[What is required] Write out the full listing, matching it line for line.

[Extracted information]
· · ·

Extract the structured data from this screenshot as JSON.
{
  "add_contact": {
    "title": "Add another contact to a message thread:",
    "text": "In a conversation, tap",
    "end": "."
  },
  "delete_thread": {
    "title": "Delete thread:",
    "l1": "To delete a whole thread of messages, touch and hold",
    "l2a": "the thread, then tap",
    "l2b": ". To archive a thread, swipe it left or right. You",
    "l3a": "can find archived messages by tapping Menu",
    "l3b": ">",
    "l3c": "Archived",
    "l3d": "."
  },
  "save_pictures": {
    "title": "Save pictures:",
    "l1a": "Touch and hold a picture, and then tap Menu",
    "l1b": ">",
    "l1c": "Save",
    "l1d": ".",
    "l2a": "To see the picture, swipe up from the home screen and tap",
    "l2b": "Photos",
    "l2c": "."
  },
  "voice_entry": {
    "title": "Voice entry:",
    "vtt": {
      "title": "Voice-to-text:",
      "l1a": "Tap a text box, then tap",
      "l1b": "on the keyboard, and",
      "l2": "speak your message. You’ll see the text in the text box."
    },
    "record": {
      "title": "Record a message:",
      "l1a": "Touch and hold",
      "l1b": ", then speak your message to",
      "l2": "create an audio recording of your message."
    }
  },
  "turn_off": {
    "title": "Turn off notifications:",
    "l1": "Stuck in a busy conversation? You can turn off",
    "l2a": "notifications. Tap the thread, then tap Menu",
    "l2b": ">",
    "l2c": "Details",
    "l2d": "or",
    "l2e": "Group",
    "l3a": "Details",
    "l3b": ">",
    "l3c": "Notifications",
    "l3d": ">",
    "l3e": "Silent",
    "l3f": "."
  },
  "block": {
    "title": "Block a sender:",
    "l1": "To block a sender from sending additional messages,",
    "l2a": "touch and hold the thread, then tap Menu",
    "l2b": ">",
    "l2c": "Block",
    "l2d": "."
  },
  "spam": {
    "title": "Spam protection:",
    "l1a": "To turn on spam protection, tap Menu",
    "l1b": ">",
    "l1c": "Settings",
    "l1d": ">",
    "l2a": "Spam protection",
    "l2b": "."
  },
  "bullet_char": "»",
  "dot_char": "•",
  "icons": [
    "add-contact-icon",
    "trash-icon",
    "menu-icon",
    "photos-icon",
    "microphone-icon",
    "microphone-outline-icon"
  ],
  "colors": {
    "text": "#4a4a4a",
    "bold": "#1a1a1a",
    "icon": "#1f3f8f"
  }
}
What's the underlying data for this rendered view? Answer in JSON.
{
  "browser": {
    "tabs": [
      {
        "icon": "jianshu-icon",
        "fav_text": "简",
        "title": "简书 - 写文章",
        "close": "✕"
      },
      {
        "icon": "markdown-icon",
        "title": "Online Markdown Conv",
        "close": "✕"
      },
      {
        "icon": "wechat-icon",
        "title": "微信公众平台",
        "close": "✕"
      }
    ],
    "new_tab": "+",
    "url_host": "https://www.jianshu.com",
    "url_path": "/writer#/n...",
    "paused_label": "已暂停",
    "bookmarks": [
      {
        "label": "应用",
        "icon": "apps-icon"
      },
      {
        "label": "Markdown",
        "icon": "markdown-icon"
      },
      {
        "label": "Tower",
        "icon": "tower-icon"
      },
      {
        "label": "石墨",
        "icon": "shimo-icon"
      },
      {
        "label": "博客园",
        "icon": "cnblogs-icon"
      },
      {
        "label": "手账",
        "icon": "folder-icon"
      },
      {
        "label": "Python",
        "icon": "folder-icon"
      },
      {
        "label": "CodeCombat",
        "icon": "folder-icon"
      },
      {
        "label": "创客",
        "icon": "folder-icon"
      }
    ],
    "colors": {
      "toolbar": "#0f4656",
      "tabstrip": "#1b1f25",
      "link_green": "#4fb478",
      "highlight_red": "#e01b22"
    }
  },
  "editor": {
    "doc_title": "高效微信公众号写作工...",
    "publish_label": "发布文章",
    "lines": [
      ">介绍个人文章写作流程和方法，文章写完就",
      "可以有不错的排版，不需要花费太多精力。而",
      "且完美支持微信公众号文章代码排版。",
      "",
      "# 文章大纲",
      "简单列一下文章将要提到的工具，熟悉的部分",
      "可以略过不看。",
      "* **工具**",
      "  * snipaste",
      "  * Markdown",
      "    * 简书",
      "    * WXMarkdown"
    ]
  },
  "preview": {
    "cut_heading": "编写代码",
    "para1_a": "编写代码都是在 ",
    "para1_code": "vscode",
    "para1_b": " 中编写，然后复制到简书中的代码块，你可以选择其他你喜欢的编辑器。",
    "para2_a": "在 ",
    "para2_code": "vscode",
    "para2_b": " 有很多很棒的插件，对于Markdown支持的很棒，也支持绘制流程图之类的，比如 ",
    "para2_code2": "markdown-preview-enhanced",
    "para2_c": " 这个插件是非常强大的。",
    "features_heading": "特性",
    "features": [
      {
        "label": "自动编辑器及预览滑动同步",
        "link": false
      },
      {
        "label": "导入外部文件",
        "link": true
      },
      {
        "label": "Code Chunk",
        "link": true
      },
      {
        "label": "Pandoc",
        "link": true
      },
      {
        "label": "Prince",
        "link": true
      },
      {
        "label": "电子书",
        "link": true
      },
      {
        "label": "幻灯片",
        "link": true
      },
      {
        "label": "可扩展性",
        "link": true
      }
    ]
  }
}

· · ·

[Exercise response]
Extract the structured data from this screenshot as JSON.
{
  "add_contact": {
    "title": "Add another contact to a message thread:",
    "text": "In a conversation, tap",
    "end": "."
  },
  "delete_thread": {
    "title": "Delete thread:",
    "l1": "To delete a whole thread of messages, touch and hold",
    "l2a": "the thread, then tap",
    "l2b": ". To archive a thread, swipe it left or right. You",
    "l3a": "can find archived messages by tapping Menu",
    "l3b": ">",
    "l3c": "Archived",
    "l3d": "."
  },
  "save_pictures": {
    "title": "Save pictures:",
    "l1a": "Touch and hold a picture, and then tap Menu",
    "l1b": ">",
    "l1c": "Save",
    "l1d": ".",
    "l2a": "To see the picture, swipe up from the home screen and tap",
    "l2b": "Photos",
    "l2c": "."
  },
  "voice_entry": {
    "title": "Voice entry:",
    "vtt": {
      "title": "Voice-to-text:",
      "l1a": "Tap a text box, then tap",
      "l1b": "on the keyboard, and",
      "l2": "speak your message. You’ll see the text in the text box."
    },
    "record": {
      "title": "Record a message:",
      "l1a": "Touch and hold",
      "l1b": ", then speak your message to",
      "l2": "create an audio recording of your message."
    }
  },
  "turn_off": {
    "title": "Turn off notifications:",
    "l1": "Stuck in a busy conversation? You can turn off",
    "l2a": "notifications. Tap the thread, then tap Menu",
    "l2b": ">",
    "l2c": "Details",
    "l2d": "or",
    "l2e": "Group",
    "l3a": "Details",
    "l3b": ">",
    "l3c": "Notifications",
    "l3d": ">",
    "l3e": "Silent",
    "l3f": "."
  },
  "block": {
    "title": "Block a sender:",
    "l1": "To block a sender from sending additional messages,",
    "l2a": "touch and hold the thread, then tap Menu",
    "l2b": ">",
    "l2c": "Block",
    "l2d": "."
  },
  "spam": {
    "title": "Spam protection:",
    "l1a": "To turn on spam protection, tap Menu",
    "l1b": ">",
    "l1c": "Settings",
    "l1d": ">",
    "l2a": "Spam protection",
    "l2b": "."
  },
  "bullet_char": "»",
  "dot_char": "•",
  "icons": [
    "add-contact-icon",
    "trash-icon",
    "menu-icon",
    "photos-icon",
    "microphone-icon",
    "microphone-outline-icon"
  ],
  "colors": {
    "text": "#4a4a4a",
    "bold": "#1a1a1a",
    "icon": "#1f3f8f"
  }
}
What's the underlying data for this rendered view? Answer in JSON.
{
  "browser": {
    "tabs": [
      {
        "icon": "jianshu-icon",
        "fav_text": "简",
        "title": "简书 - 写文章",
        "close": "✕"
      },
      {
        "icon": "markdown-icon",
        "title": "Online Markdown Conv",
        "close": "✕"
      },
      {
        "icon": "wechat-icon",
        "title": "微信公众平台",
        "close": "✕"
      }
    ],
    "new_tab": "+",
    "url_host": "https://www.jianshu.com",
    "url_path": "/writer#/n...",
    "paused_label": "已暂停",
    "bookmarks": [
      {
        "label": "应用",
        "icon": "apps-icon"
      },
      {
        "label": "Markdown",
        "icon": "markdown-icon"
      },
      {
        "label": "Tower",
        "icon": "tower-icon"
      },
      {
        "label": "石墨",
        "icon": "shimo-icon"
      },
      {
        "label": "博客园",
        "icon": "cnblogs-icon"
      },
      {
        "label": "手账",
        "icon": "folder-icon"
      },
      {
        "label": "Python",
        "icon": "folder-icon"
      },
      {
        "label": "CodeCombat",
        "icon": "folder-icon"
      },
      {
        "label": "创客",
        "icon": "folder-icon"
      }
    ],
    "colors": {
      "toolbar": "#0f4656",
      "tabstrip": "#1b1f25",
      "link_green": "#4fb478",
      "highlight_red": "#e01b22"
    }
  },
  "editor": {
    "doc_title": "高效微信公众号写作工...",
    "publish_label": "发布文章",
    "lines": [
      ">介绍个人文章写作流程和方法，文章写完就",
      "可以有不错的排版，不需要花费太多精力。而",
      "且完美支持微信公众号文章代码排版。",
      "",
      "# 文章大纲",
      "简单列一下文章将要提到的工具，熟悉的部分",
      "可以略过不看。",
      "* **工具**",
      "  * snipaste",
      "  * Markdown",
      "    * 简书",
      "    * WXMarkdown"
    ]
  },
  "preview": {
    "cut_heading": "编写代码",
    "para1_a": "编写代码都是在 ",
    "para1_code": "vscode",
    "para1_b": " 中编写，然后复制到简书中的代码块，你可以选择其他你喜欢的编辑器。",
    "para2_a": "在 ",
    "para2_code": "vscode",
    "para2_b": " 有很多很棒的插件，对于Markdown支持的很棒，也支持绘制流程图之类的，比如 ",
    "para2_code2": "markdown-preview-enhanced",
    "para2_c": " 这个插件是非常强大的。",
    "features_heading": "特性",
    "features": [
      {
        "label": "自动编辑器及预览滑动同步",
        "link": false
      },
      {
        "label": "导入外部文件",
        "link": true
      },
      {
        "label": "Code Chunk",
        "link": true
      },
      {
        "label": "Pandoc",
        "link": true
      },
      {
        "label": "Prince",
        "link": true
      },
      {
        "label": "电子书",
        "link": true
      },
      {
        "label": "幻灯片",
        "link": true
      },
      {
        "label": "可扩展性",
        "link": true
      }
    ]
  }
}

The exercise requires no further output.